• **TASK DETAILS**
Word for word, write out all of the data below.

(App and web page records)
········
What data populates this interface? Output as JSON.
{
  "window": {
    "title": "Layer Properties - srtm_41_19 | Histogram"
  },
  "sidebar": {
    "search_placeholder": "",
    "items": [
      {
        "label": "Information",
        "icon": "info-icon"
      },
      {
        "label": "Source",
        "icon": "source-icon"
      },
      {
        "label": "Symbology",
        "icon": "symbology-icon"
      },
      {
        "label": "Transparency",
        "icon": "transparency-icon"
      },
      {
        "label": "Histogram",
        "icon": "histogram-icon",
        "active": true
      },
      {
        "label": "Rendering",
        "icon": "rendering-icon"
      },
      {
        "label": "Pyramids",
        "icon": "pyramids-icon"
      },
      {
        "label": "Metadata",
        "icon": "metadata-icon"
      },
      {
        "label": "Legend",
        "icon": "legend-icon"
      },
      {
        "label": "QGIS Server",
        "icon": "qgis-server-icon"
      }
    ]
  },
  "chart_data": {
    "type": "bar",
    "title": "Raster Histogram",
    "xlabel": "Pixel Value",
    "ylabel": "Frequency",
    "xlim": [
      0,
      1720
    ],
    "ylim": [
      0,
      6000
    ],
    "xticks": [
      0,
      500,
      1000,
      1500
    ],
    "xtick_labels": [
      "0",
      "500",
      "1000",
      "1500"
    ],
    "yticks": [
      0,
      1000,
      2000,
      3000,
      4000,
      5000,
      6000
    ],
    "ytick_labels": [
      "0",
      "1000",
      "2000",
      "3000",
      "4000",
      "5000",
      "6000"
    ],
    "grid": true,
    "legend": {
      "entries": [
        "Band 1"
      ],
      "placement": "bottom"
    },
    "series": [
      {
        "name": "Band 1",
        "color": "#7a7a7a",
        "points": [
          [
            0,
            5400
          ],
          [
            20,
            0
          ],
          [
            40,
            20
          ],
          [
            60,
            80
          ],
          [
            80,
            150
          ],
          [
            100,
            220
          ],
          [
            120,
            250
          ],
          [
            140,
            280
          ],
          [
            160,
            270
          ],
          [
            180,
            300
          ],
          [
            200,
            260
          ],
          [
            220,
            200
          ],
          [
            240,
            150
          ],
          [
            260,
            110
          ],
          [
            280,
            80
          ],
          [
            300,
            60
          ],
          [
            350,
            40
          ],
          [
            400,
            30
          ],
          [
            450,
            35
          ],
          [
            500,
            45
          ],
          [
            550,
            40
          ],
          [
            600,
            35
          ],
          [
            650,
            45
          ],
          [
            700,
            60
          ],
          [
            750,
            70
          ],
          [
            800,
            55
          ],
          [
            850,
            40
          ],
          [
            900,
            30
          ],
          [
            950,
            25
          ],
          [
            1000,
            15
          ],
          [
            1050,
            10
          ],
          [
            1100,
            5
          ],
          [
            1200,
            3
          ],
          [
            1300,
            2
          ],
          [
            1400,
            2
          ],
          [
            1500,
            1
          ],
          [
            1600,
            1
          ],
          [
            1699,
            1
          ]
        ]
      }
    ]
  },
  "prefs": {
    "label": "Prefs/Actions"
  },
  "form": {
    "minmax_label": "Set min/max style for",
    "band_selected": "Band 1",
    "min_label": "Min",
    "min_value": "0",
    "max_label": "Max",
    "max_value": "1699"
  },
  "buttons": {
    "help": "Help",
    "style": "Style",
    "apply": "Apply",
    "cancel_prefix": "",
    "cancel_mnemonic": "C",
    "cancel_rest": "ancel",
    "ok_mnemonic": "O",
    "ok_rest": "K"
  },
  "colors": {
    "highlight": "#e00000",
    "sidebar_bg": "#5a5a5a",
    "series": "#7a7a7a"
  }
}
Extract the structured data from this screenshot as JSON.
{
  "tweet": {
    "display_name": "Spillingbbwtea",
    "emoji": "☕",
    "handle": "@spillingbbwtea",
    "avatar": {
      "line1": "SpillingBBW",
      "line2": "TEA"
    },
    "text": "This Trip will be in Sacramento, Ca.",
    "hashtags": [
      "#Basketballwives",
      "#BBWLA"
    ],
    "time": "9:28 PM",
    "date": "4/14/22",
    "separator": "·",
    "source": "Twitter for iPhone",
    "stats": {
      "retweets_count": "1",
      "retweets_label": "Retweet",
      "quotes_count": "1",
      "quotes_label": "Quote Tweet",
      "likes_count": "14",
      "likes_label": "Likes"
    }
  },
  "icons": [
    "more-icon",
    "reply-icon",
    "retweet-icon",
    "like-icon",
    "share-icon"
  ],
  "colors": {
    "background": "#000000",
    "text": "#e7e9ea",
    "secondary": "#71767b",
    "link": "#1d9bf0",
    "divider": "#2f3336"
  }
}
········
• **TASK RESPONSE**
What data populates this interface? Output as JSON.
{
  "window": {
    "title": "Layer Properties - srtm_41_19 | Histogram"
  },
  "sidebar": {
    "search_placeholder": "",
    "items": [
      {
        "label": "Information",
        "icon": "info-icon"
      },
      {
        "label": "Source",
        "icon": "source-icon"
      },
      {
        "label": "Symbology",
        "icon": "symbology-icon"
      },
      {
        "label": "Transparency",
        "icon": "transparency-icon"
      },
      {
        "label": "Histogram",
        "icon": "histogram-icon",
        "active": true
      },
      {
        "label": "Rendering",
        "icon": "rendering-icon"
      },
      {
        "label": "Pyramids",
        "icon": "pyramids-icon"
      },
      {
        "label": "Metadata",
        "icon": "metadata-icon"
      },
      {
        "label": "Legend",
        "icon": "legend-icon"
      },
      {
        "label": "QGIS Server",
        "icon": "qgis-server-icon"
      }
    ]
  },
  "chart_data": {
    "type": "bar",
    "title": "Raster Histogram",
    "xlabel": "Pixel Value",
    "ylabel": "Frequency",
    "xlim": [
      0,
      1720
    ],
    "ylim": [
      0,
      6000
    ],
    "xticks": [
      0,
      500,
      1000,
      1500
    ],
    "xtick_labels": [
      "0",
      "500",
      "1000",
      "1500"
    ],
    "yticks": [
      0,
      1000,
      2000,
      3000,
      4000,
      5000,
      6000
    ],
    "ytick_labels": [
      "0",
      "1000",
      "2000",
      "3000",
      "4000",
      "5000",
      "6000"
    ],
    "grid": true,
    "legend": {
      "entries": [
        "Band 1"
      ],
      "placement": "bottom"
    },
    "series": [
      {
        "name": "Band 1",
        "color": "#7a7a7a",
        "points": [
          [
            0,
            5400
          ],
          [
            20,
            0
          ],
          [
            40,
            20
          ],
          [
            60,
            80
          ],
          [
            80,
            150
          ],
          [
            100,
            220
          ],
          [
            120,
            250
          ],
          [
            140,
            280
          ],
          [
            160,
            270
          ],
          [
            180,
            300
          ],
          [
            200,
            260
          ],
          [
            220,
            200
          ],
          [
            240,
            150
          ],
          [
            260,
            110
          ],
          [
            280,
            80
          ],
          [
            300,
            60
          ],
          [
            350,
            40
          ],
          [
            400,
            30
          ],
          [
            450,
            35
          ],
          [
            500,
            45
          ],
          [
            550,
            40
          ],
          [
            600,
            35
          ],
          [
            650,
            45
          ],
          [
            700,
            60
          ],
          [
            750,
            70
          ],
          [
            800,
            55
          ],
          [
            850,
            40
          ],
          [
            900,
            30
          ],
          [
            950,
            25
          ],
          [
            1000,
            15
          ],
          [
            1050,
            10
          ],
          [
            1100,
            5
          ],
          [
            1200,
            3
          ],
          [
            1300,
            2
          ],
          [
            1400,
            2
          ],
          [
            1500,
            1
          ],
          [
            1600,
            1
          ],
          [
            1699,
            1
          ]
        ]
      }
    ]
  },
  "prefs": {
    "label": "Prefs/Actions"
  },
  "form": {
    "minmax_label": "Set min/max style for",
    "band_selected": "Band 1",
    "min_label": "Min",
    "min_value": "0",
    "max_label": "Max",
    "max_value": "1699"
  },
  "buttons": {
    "help": "Help",
    "style": "Style",
    "apply": "Apply",
    "cancel_prefix": "",
    "cancel_mnemonic": "C",
    "cancel_rest": "ancel",
    "ok_mnemonic": "O",
    "ok_rest": "K"
  },
  "colors": {
    "highlight": "#e00000",
    "sidebar_bg": "#5a5a5a",
    "series": "#7a7a7a"
  }
}
Extract the structured data from this screenshot as JSON.
{
  "tweet": {
    "display_name": "Spillingbbwtea",
    "emoji": "☕",
    "handle": "@spillingbbwtea",
    "avatar": {
      "line1": "SpillingBBW",
      "line2": "TEA"
    },
    "text": "This Trip will be in Sacramento, Ca.",
    "hashtags": [
      "#Basketballwives",
      "#BBWLA"
    ],
    "time": "9:28 PM",
    "date": "4/14/22",
    "separator": "·",
    "source": "Twitter for iPhone",
    "stats": {
      "retweets_count": "1",
      "retweets_label": "Retweet",
      "quotes_count": "1",
      "quotes_label": "Quote Tweet",
      "likes_count": "14",
      "likes_label": "Likes"
    }
  },
  "icons": [
    "more-icon",
    "reply-icon",
    "retweet-icon",
    "like-icon",
    "share-icon"
  ],
  "colors": {
    "background": "#000000",
    "text": "#e7e9ea",
    "secondary": "#71767b",
    "link": "#1d9bf0",
    "divider": "#2f3336"
  }
}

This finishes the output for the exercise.